John Kricfalusi will argue, to this very day, that he can’t believe how much he got away with during this celebrated series’ initial run. There are jokes that, to this day, never re-aired once the show went into syndication. At the time, Nickelodeon was known for their cutting edge entries into the genre, and kids ate up the goofy gross out humor. But with his constant nods to Ralph Bakshi and the entire underground comics scene, Kricfalusi became an instant icon, and a source of much parental consternation. The show couldn’t survive the hype or the hate, and was quickly lost into the realm of pen and ink legend.
Okay, this may be a bit of a cheat. We recognize that when William Hanna and Joseph Barbera were out to capture a prime time audience, kids were not their primary concern. They were desperate to evoke the adult audience lost on such shows as Huckleberry Hound and Quick Draw McGraw. When it debuted, this Honeymooners mimic became an instant smash with both demos, cementing its status once it hit syndication. It would remain popular for over three decades, spawning spinoffs, tie-ins, and even a proposed reboot by Family Guy‘s Seth MacFarlane. Kids today still love its stone age silliness. For parents, its neverending nostalgia.

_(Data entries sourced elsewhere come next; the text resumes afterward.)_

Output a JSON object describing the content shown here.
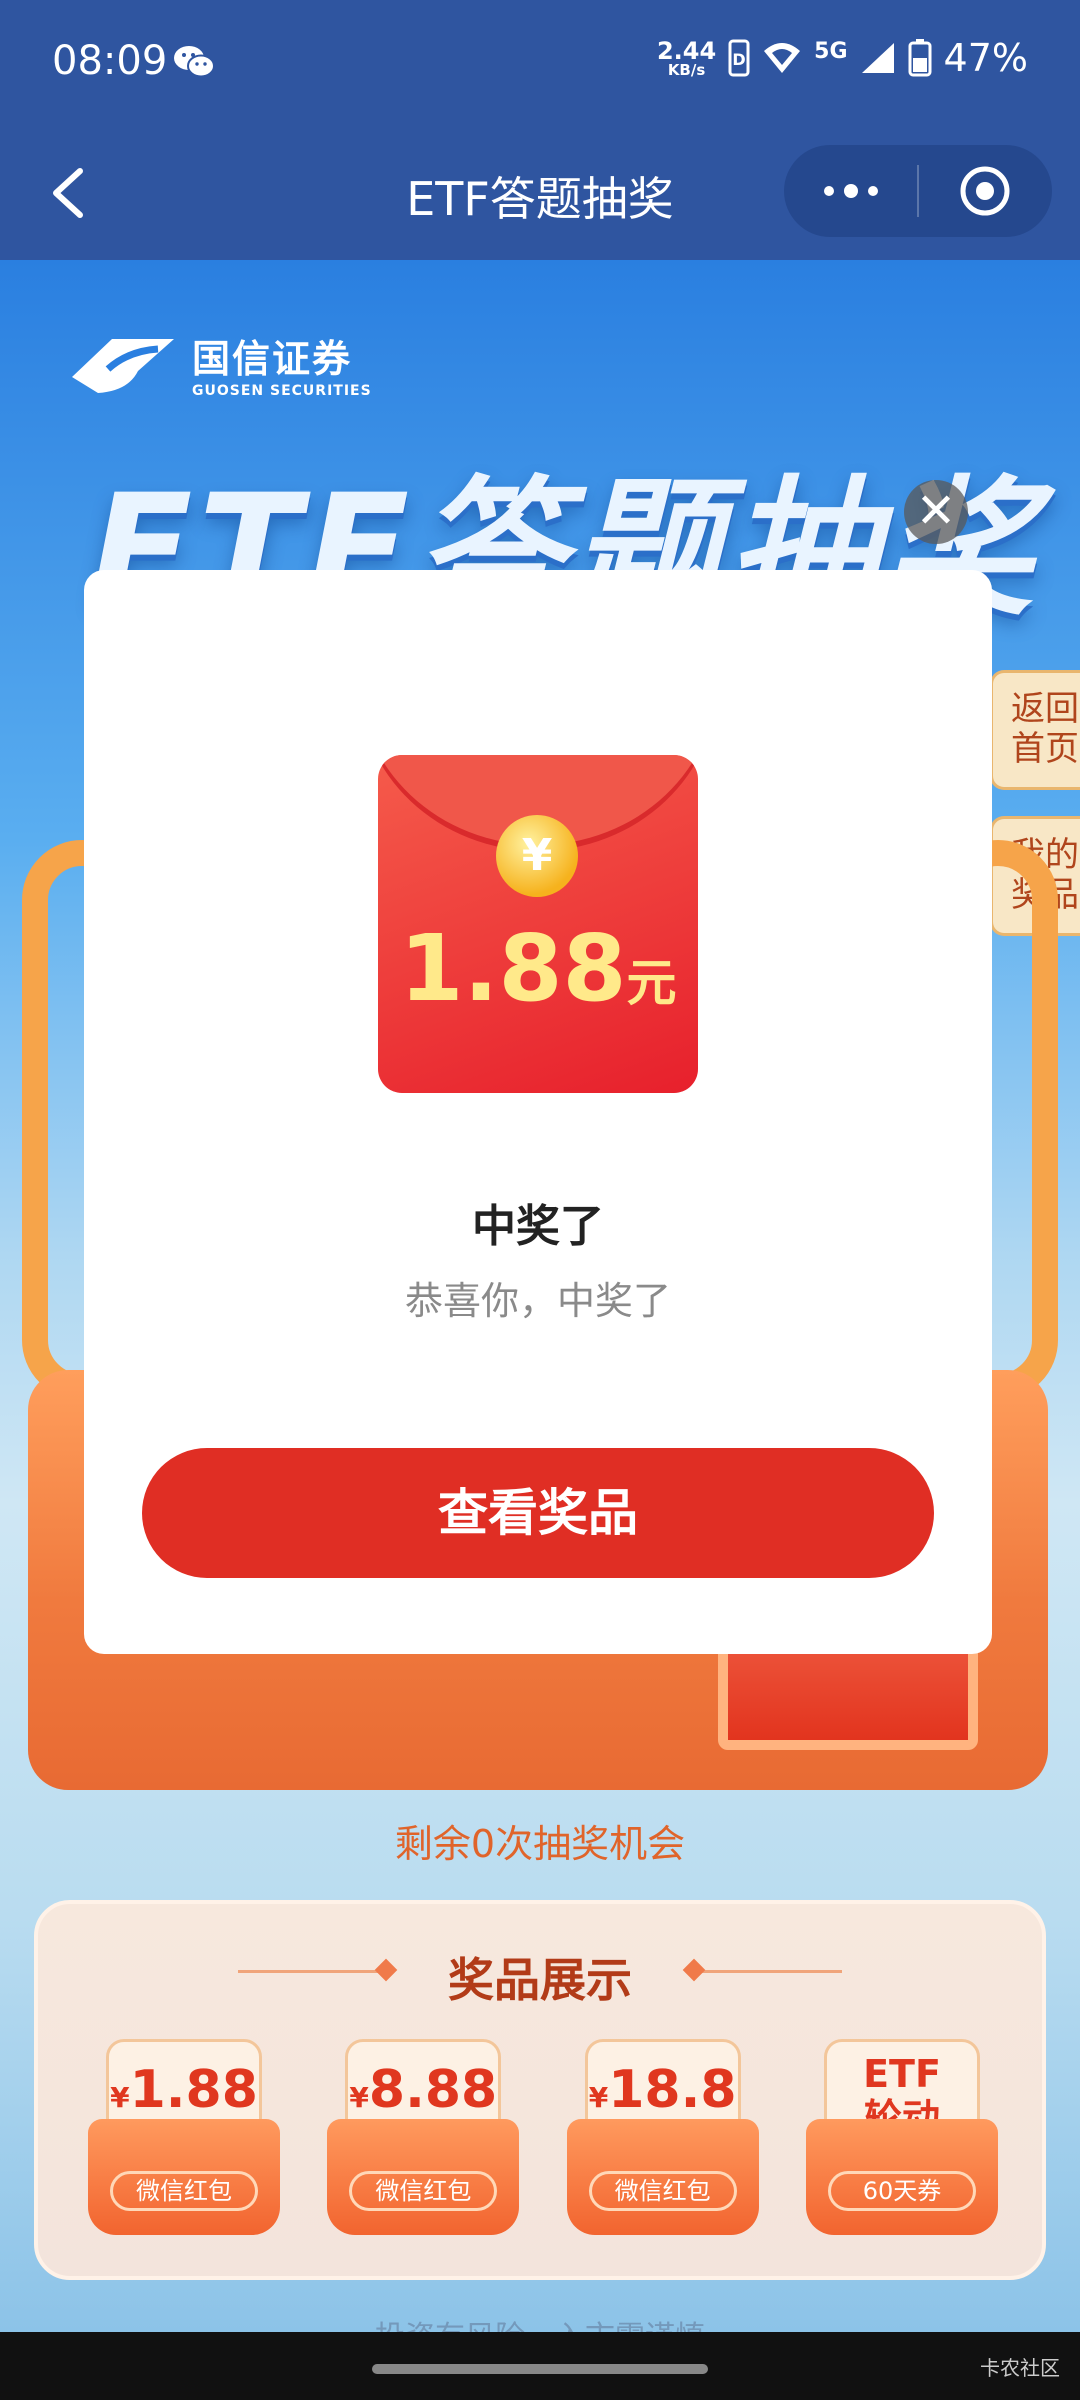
{
  "status_bar": {
    "time": "08:09",
    "net_speed": "2.44",
    "net_unit": "KB/s",
    "network": "5G",
    "battery": "47%"
  },
  "nav": {
    "title": "ETF答题抽奖"
  },
  "brand": {
    "name": "国信证券",
    "name_en": "GUOSEN SECURITIES"
  },
  "hero_title": "ETF答题抽奖",
  "side_tabs": {
    "home": "返回首页",
    "my_prizes": "我的奖品"
  },
  "modal": {
    "envelope_amount": "1.88",
    "envelope_unit": "元",
    "coin_symbol": "¥",
    "title": "中奖了",
    "subtitle": "恭喜你，中奖了",
    "button": "查看奖品",
    "close_symbol": "✕"
  },
  "remaining_text": "剩余0次抽奖机会",
  "prize_display": {
    "heading": "奖品展示",
    "cards": [
      {
        "currency": "¥",
        "amount": "1.88",
        "label": "微信红包"
      },
      {
        "currency": "¥",
        "amount": "8.88",
        "label": "微信红包"
      },
      {
        "currency": "¥",
        "amount": "18.8",
        "label": "微信红包"
      },
      {
        "line1": "ETF",
        "line2": "轮动",
        "label": "60天券"
      }
    ]
  },
  "disclaimer": "投资有风险，入市需谨慎",
  "watermark": "卡农社区",
  "colors": {
    "nav_bg": "#2f55a0",
    "accent_red": "#e02e24",
    "remaining_orange": "#e0642a"
  }
}
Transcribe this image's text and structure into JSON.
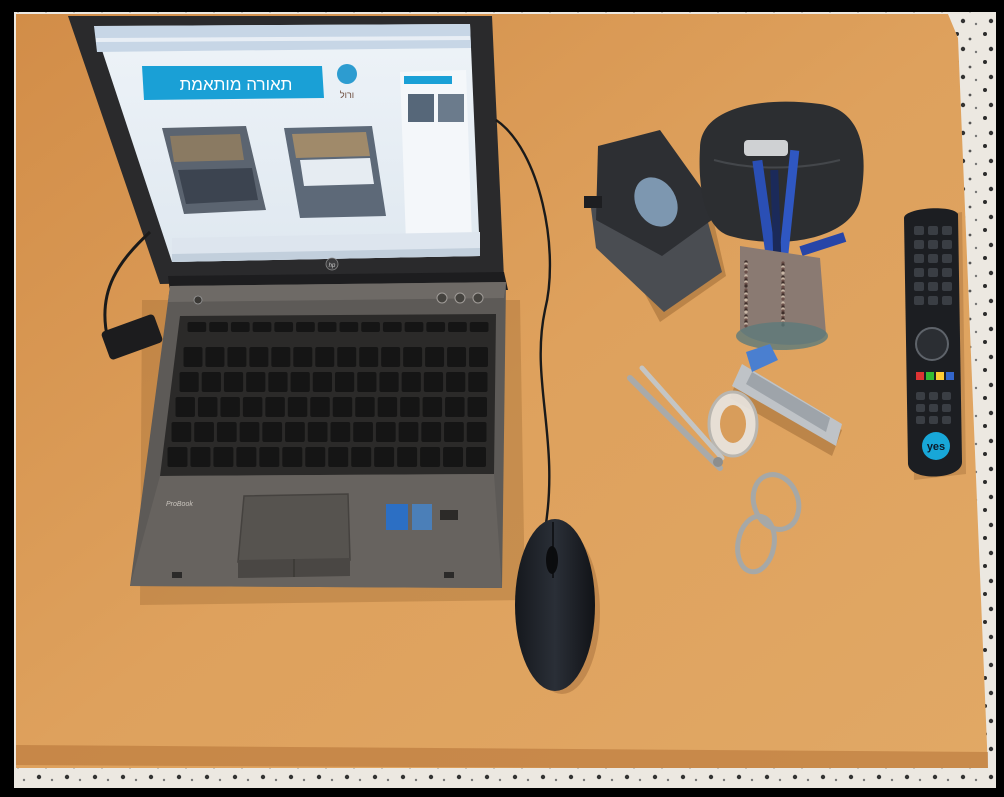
{
  "photo": {
    "screen": {
      "banner_text": "תאורה מותאמת",
      "logo_text": "ורול"
    },
    "laptop": {
      "brand_badge": "hp",
      "model_text": "ProBook"
    },
    "remote": {
      "brand_text": "yes"
    },
    "colors": {
      "table": "#d99a55",
      "floor": "#e9e4dc",
      "laptop_body": "#5d5a57",
      "banner": "#1aa0d6",
      "remote": "#1c1e22"
    }
  }
}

Yes, this show is that great. It’s imagination is so limitless and its approach so novel that it presses Pixar for a place at the animated masterpiece table. Two brothers, Jake the Dog and Finn the Human live in the Land of Ooo. There, they have numerous adventures while battling baddies and saving princesses. The show, centered on the unbridled invention of its underage heroes, has such heart and heroism that you won’t believe an episode only lasts 15 minutes. Creator Pendleton Ward cut his teeth on shows such as The Bravest Warrior and The Marvelous Misadventures of Flapjack. Adventure is his clever classic.
Few entries on this list demand more respect, and earn more resistance, than this oddball undersea weirdness. After an initial run from 1999 - 2001, the series was revived…twice. Once in 2005, and again in 2007. It is such a part of the planetary zeitgeist that individuals of all ages line up to experience Spongebob amusement park rides, get Squidward tattoos, and long for a bite of a real Krabby Patty. In fact, while kids still adore this title, the adults have long since usurped its absurdist qualities for themselves. Some argue that it’s past its heyday, yet it remains one of the most singular examples of kid cartoons appealing to an older demo ever.